This version of the Bennet family—and Mr. Darcy—is one that you have and haven’t met before: Liz is a magazine writer in her late thirties who, like her yoga instructor older sister, Jane, lives in New York City. When their father has a health scare, they return to their childhood home in Cincinnati to help—and discover that the sprawling Tudor they grew up in is crumbling and the family is in disarray.
Youngest sisters Kitty and Lydia are too busy with their CrossFit workouts and Paleo diets to get jobs. Mary, the middle sister, is earning her third online master’s degree and barely leaves her room, except for those mysterious Tuesday-night outings she won’t discuss. And Mrs. Bennet has one thing on her mind: how to marry off her daughters, especially as Jane’s fortieth birthday fast approaches.
Enter Chip Bingley, a handsome new-in-town doctor who recently appeared on the juggernaut reality TV dating show Eligible. At a Fourth of July barbecue, Chip takes an immediate interest in Jane, but Chip’s friend neurosurgeon Fitzwilliam Darcy reveals himself to Liz to be much less charming. . . .
And yet, first impressions can be deceiving.
I love Pride & Prejudice retellings. Mainly because I love Pride & Prejudice (even though the only way I was able to finally read it was by listening to the audiobook). I was so happy to choose Eligible as the book for my book club because I’ve been meaning to read it since it came out and this finally gave me an excuse to finally read it and I’m so glad I did. I absolutely loved it.
At first I was worried I wouldn’t be able to relate to it because Liz is 38 and Jane is almost 40, much older than the original characters, but their age didn’t matter because they were super relatable. I loved their sister bond just as I do in every version of this story but I also loved the other characters. Curtis Sittenfeld did an amazing job of still making these characters feel like the originals but not so much that I just felt like I was reading P&P in the present day.

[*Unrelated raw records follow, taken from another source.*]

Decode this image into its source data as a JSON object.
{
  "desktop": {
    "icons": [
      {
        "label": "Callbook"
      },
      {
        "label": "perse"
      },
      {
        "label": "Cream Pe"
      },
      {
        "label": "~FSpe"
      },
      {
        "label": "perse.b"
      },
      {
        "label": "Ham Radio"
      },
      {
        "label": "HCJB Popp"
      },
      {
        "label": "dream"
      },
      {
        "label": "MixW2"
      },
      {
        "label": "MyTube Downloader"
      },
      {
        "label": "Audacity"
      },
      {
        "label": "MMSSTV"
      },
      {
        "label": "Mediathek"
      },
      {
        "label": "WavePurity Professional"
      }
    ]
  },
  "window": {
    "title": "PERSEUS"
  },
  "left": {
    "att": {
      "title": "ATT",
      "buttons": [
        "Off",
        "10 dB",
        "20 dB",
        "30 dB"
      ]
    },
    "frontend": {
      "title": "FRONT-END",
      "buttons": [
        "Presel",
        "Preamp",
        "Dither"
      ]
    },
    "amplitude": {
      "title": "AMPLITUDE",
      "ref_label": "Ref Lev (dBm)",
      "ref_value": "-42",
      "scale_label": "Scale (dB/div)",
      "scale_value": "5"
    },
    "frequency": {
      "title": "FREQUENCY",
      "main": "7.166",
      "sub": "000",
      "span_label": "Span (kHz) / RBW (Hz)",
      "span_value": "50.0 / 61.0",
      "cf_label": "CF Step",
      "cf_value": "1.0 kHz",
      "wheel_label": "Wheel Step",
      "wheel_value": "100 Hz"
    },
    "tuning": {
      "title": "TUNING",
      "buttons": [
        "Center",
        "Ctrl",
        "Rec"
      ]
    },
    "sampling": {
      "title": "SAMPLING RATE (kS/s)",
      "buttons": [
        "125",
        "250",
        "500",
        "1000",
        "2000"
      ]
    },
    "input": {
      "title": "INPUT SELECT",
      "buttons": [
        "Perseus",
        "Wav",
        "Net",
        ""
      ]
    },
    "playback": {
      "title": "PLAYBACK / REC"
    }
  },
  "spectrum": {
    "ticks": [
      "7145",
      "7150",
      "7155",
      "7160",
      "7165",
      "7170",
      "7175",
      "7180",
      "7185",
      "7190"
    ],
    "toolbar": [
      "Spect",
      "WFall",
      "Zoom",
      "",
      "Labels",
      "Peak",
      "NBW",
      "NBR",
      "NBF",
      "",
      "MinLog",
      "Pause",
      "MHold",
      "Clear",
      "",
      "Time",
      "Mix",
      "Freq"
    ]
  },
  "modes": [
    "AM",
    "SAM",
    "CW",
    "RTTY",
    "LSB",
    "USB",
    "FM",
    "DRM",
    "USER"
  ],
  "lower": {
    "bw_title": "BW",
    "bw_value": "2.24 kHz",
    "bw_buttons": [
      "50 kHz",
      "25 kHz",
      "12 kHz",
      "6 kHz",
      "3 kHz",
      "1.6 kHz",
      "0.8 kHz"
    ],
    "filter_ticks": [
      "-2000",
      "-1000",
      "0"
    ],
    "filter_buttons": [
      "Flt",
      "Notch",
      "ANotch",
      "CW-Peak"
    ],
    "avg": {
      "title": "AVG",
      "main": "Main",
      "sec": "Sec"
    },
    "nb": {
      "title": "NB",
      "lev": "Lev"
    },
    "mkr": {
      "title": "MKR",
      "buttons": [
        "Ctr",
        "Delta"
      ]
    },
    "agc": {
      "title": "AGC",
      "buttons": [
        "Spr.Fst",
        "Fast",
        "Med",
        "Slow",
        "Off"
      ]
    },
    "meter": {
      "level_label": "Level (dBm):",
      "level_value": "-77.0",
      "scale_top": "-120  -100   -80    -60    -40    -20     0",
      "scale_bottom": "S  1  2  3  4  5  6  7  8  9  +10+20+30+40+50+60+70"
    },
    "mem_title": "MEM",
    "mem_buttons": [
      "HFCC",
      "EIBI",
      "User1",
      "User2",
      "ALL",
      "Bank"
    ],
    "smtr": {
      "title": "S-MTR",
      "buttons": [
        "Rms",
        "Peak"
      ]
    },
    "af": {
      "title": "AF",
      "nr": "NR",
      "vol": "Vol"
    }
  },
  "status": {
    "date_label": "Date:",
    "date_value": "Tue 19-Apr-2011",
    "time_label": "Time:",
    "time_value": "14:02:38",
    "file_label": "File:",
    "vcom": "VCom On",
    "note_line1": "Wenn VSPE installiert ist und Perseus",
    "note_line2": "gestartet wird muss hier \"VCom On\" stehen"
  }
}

There were still changes to the story and even a character name change that surprised me a little. I also actually liked how Lydia’s story played out in this version. I never like Lydia, in the original and in most retellings I’ve read/seen, but I will say that this is my favorite version of Lydia thus far. I also really liked what Sittenfeld did with Mary’s character, who definitely gets the short stick in the original novel and also in most retellings.
My biggest issue with this novel was Darcy’s little sister Georgie. I love Georgie and I wanted more for her in this book. I found the way Sittenfeld handled her story line a bit strange and unnecessary and also unresolved. I wish we saw more of her in the novel.
Other than that though I thought Sittenfeld handled this retelling very well. Even the voice of the third person narration reminded me of the original P&P. I heard it in a British accent even though most of this novel takes place in Cincinnati. It just seemed so proper, especially with the use of so many words I needed to look up to understand.
The plot was great, the characters were distinctive, and while you still get the story you expect from P&P, the changes also made this book feel like it’s own story, not just a retelling, which I loved. Definitely give this one a read, especially if you’re a fan of P&P.
“There’s a belief that to take care of someone else, or let someone else take care of you—that both are inherently unfeminist. I don’t agree. There’s no shame in devoting yourself to another person, as long as he devotes himself to you in return.”